*YOUR TASK*
Copy down the listing below exactly, please, including every line.

-- Opening Marker --

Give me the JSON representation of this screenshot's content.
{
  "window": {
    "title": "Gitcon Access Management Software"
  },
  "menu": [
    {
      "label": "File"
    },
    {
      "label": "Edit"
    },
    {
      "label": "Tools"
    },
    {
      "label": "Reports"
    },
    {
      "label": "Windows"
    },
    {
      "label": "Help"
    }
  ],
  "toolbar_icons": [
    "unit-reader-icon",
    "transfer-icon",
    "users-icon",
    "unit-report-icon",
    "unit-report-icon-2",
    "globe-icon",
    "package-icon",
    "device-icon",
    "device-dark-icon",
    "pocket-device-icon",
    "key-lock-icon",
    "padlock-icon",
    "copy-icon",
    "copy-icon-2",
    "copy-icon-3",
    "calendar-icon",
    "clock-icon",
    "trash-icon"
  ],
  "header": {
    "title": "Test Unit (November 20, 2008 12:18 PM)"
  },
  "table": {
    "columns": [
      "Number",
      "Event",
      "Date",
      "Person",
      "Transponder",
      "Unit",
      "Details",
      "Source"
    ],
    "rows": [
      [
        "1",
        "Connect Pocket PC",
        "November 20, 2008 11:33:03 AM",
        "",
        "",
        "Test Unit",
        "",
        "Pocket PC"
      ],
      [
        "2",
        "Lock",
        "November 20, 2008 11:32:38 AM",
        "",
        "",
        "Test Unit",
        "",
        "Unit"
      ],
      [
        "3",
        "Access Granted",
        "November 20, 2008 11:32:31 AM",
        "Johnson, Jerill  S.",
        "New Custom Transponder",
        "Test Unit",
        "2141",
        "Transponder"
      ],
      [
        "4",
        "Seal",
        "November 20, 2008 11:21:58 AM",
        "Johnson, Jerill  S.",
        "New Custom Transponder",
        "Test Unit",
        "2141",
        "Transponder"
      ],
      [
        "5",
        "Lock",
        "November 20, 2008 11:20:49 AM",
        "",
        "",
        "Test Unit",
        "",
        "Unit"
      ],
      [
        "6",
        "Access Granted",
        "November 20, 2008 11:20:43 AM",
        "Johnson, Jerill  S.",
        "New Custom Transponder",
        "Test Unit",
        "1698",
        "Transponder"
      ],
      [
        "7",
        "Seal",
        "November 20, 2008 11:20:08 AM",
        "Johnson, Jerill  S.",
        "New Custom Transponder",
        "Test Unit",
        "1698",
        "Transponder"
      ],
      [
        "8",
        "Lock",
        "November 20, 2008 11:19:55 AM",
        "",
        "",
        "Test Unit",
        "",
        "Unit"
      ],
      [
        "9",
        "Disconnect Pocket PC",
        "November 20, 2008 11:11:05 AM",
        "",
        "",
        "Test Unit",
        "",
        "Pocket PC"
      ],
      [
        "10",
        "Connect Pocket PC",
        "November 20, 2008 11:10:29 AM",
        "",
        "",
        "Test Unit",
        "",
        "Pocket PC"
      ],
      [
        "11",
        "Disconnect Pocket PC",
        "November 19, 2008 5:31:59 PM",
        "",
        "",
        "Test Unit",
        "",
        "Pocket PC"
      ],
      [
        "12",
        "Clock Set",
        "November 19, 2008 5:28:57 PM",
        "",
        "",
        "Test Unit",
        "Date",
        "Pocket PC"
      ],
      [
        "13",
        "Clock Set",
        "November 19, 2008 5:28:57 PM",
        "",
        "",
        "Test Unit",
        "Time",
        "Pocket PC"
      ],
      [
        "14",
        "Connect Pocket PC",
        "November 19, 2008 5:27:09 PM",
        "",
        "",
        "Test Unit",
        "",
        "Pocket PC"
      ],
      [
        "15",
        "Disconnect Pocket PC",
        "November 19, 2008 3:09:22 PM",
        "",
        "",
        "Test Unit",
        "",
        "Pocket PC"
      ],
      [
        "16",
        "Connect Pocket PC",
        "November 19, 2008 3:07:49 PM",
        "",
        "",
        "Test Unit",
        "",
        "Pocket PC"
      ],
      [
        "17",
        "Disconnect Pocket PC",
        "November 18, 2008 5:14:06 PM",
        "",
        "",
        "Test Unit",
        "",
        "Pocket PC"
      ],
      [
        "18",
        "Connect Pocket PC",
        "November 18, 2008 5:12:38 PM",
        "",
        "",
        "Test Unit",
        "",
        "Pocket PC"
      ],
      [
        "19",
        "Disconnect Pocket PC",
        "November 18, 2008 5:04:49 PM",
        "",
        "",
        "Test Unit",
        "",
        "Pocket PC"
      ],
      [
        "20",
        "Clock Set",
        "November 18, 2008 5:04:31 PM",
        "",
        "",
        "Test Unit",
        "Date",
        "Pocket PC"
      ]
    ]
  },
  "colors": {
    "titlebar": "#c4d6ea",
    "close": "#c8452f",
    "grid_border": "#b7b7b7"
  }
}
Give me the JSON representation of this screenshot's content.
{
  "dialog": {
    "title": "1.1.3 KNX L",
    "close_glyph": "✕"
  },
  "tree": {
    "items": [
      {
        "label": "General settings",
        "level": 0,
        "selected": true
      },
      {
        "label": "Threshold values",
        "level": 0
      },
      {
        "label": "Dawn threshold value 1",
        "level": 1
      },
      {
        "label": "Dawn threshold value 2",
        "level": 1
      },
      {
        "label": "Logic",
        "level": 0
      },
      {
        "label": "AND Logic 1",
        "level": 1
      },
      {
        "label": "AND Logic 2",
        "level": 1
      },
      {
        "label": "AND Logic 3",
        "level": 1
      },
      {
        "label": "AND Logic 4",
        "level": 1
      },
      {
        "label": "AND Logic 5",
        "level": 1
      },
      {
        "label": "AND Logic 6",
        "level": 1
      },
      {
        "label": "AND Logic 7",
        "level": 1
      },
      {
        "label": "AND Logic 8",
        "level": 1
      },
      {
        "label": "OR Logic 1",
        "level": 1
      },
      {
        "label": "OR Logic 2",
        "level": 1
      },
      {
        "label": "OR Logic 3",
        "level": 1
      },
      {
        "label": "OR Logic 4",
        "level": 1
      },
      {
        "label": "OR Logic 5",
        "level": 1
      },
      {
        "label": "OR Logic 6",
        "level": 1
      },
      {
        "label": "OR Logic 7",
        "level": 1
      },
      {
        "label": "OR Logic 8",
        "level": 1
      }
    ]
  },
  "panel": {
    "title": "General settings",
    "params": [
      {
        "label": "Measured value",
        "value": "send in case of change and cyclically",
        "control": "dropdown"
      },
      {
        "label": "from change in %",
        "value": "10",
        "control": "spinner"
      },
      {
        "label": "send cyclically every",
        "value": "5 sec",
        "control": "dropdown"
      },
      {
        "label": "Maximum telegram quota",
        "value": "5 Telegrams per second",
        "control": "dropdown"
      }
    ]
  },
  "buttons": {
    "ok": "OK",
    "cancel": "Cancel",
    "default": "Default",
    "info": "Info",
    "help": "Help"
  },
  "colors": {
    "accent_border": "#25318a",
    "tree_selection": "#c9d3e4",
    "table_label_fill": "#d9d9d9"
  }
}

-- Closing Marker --

*YOUR SOLUTION*
Give me the JSON representation of this screenshot's content.
{
  "window": {
    "title": "Gitcon Access Management Software"
  },
  "menu": [
    {
      "label": "File"
    },
    {
      "label": "Edit"
    },
    {
      "label": "Tools"
    },
    {
      "label": "Reports"
    },
    {
      "label": "Windows"
    },
    {
      "label": "Help"
    }
  ],
  "toolbar_icons": [
    "unit-reader-icon",
    "transfer-icon",
    "users-icon",
    "unit-report-icon",
    "unit-report-icon-2",
    "globe-icon",
    "package-icon",
    "device-icon",
    "device-dark-icon",
    "pocket-device-icon",
    "key-lock-icon",
    "padlock-icon",
    "copy-icon",
    "copy-icon-2",
    "copy-icon-3",
    "calendar-icon",
    "clock-icon",
    "trash-icon"
  ],
  "header": {
    "title": "Test Unit (November 20, 2008 12:18 PM)"
  },
  "table": {
    "columns": [
      "Number",
      "Event",
      "Date",
      "Person",
      "Transponder",
      "Unit",
      "Details",
      "Source"
    ],
    "rows": [
      [
        "1",
        "Connect Pocket PC",
        "November 20, 2008 11:33:03 AM",
        "",
        "",
        "Test Unit",
        "",
        "Pocket PC"
      ],
      [
        "2",
        "Lock",
        "November 20, 2008 11:32:38 AM",
        "",
        "",
        "Test Unit",
        "",
        "Unit"
      ],
      [
        "3",
        "Access Granted",
        "November 20, 2008 11:32:31 AM",
        "Johnson, Jerill  S.",
        "New Custom Transponder",
        "Test Unit",
        "2141",
        "Transponder"
      ],
      [
        "4",
        "Seal",
        "November 20, 2008 11:21:58 AM",
        "Johnson, Jerill  S.",
        "New Custom Transponder",
        "Test Unit",
        "2141",
        "Transponder"
      ],
      [
        "5",
        "Lock",
        "November 20, 2008 11:20:49 AM",
        "",
        "",
        "Test Unit",
        "",
        "Unit"
      ],
      [
        "6",
        "Access Granted",
        "November 20, 2008 11:20:43 AM",
        "Johnson, Jerill  S.",
        "New Custom Transponder",
        "Test Unit",
        "1698",
        "Transponder"
      ],
      [
        "7",
        "Seal",
        "November 20, 2008 11:20:08 AM",
        "Johnson, Jerill  S.",
        "New Custom Transponder",
        "Test Unit",
        "1698",
        "Transponder"
      ],
      [
        "8",
        "Lock",
        "November 20, 2008 11:19:55 AM",
        "",
        "",
        "Test Unit",
        "",
        "Unit"
      ],
      [
        "9",
        "Disconnect Pocket PC",
        "November 20, 2008 11:11:05 AM",
        "",
        "",
        "Test Unit",
        "",
        "Pocket PC"
      ],
      [
        "10",
        "Connect Pocket PC",
        "November 20, 2008 11:10:29 AM",
        "",
        "",
        "Test Unit",
        "",
        "Pocket PC"
      ],
      [
        "11",
        "Disconnect Pocket PC",
        "November 19, 2008 5:31:59 PM",
        "",
        "",
        "Test Unit",
        "",
        "Pocket PC"
      ],
      [
        "12",
        "Clock Set",
        "November 19, 2008 5:28:57 PM",
        "",
        "",
        "Test Unit",
        "Date",
        "Pocket PC"
      ],
      [
        "13",
        "Clock Set",
        "November 19, 2008 5:28:57 PM",
        "",
        "",
        "Test Unit",
        "Time",
        "Pocket PC"
      ],
      [
        "14",
        "Connect Pocket PC",
        "November 19, 2008 5:27:09 PM",
        "",
        "",
        "Test Unit",
        "",
        "Pocket PC"
      ],
      [
        "15",
        "Disconnect Pocket PC",
        "November 19, 2008 3:09:22 PM",
        "",
        "",
        "Test Unit",
        "",
        "Pocket PC"
      ],
      [
        "16",
        "Connect Pocket PC",
        "November 19, 2008 3:07:49 PM",
        "",
        "",
        "Test Unit",
        "",
        "Pocket PC"
      ],
      [
        "17",
        "Disconnect Pocket PC",
        "November 18, 2008 5:14:06 PM",
        "",
        "",
        "Test Unit",
        "",
        "Pocket PC"
      ],
      [
        "18",
        "Connect Pocket PC",
        "November 18, 2008 5:12:38 PM",
        "",
        "",
        "Test Unit",
        "",
        "Pocket PC"
      ],
      [
        "19",
        "Disconnect Pocket PC",
        "November 18, 2008 5:04:49 PM",
        "",
        "",
        "Test Unit",
        "",
        "Pocket PC"
      ],
      [
        "20",
        "Clock Set",
        "November 18, 2008 5:04:31 PM",
        "",
        "",
        "Test Unit",
        "Date",
        "Pocket PC"
      ]
    ]
  },
  "colors": {
    "titlebar": "#c4d6ea",
    "close": "#c8452f",
    "grid_border": "#b7b7b7"
  }
}
Give me the JSON representation of this screenshot's content.
{
  "dialog": {
    "title": "1.1.3 KNX L",
    "close_glyph": "✕"
  },
  "tree": {
    "items": [
      {
        "label": "General settings",
        "level": 0,
        "selected": true
      },
      {
        "label": "Threshold values",
        "level": 0
      },
      {
        "label": "Dawn threshold value 1",
        "level": 1
      },
      {
        "label": "Dawn threshold value 2",
        "level": 1
      },
      {
        "label": "Logic",
        "level": 0
      },
      {
        "label": "AND Logic 1",
        "level": 1
      },
      {
        "label": "AND Logic 2",
        "level": 1
      },
      {
        "label": "AND Logic 3",
        "level": 1
      },
      {
        "label": "AND Logic 4",
        "level": 1
      },
      {
        "label": "AND Logic 5",
        "level": 1
      },
      {
        "label": "AND Logic 6",
        "level": 1
      },
      {
        "label": "AND Logic 7",
        "level": 1
      },
      {
        "label": "AND Logic 8",
        "level": 1
      },
      {
        "label": "OR Logic 1",
        "level": 1
      },
      {
        "label": "OR Logic 2",
        "level": 1
      },
      {
        "label": "OR Logic 3",
        "level": 1
      },
      {
        "label": "OR Logic 4",
        "level": 1
      },
      {
        "label": "OR Logic 5",
        "level": 1
      },
      {
        "label": "OR Logic 6",
        "level": 1
      },
      {
        "label": "OR Logic 7",
        "level": 1
      },
      {
        "label": "OR Logic 8",
        "level": 1
      }
    ]
  },
  "panel": {
    "title": "General settings",
    "params": [
      {
        "label": "Measured value",
        "value": "send in case of change and cyclically",
        "control": "dropdown"
      },
      {
        "label": "from change in %",
        "value": "10",
        "control": "spinner"
      },
      {
        "label": "send cyclically every",
        "value": "5 sec",
        "control": "dropdown"
      },
      {
        "label": "Maximum telegram quota",
        "value": "5 Telegrams per second",
        "control": "dropdown"
      }
    ]
  },
  "buttons": {
    "ok": "OK",
    "cancel": "Cancel",
    "default": "Default",
    "info": "Info",
    "help": "Help"
  },
  "colors": {
    "accent_border": "#25318a",
    "tree_selection": "#c9d3e4",
    "table_label_fill": "#d9d9d9"
  }
}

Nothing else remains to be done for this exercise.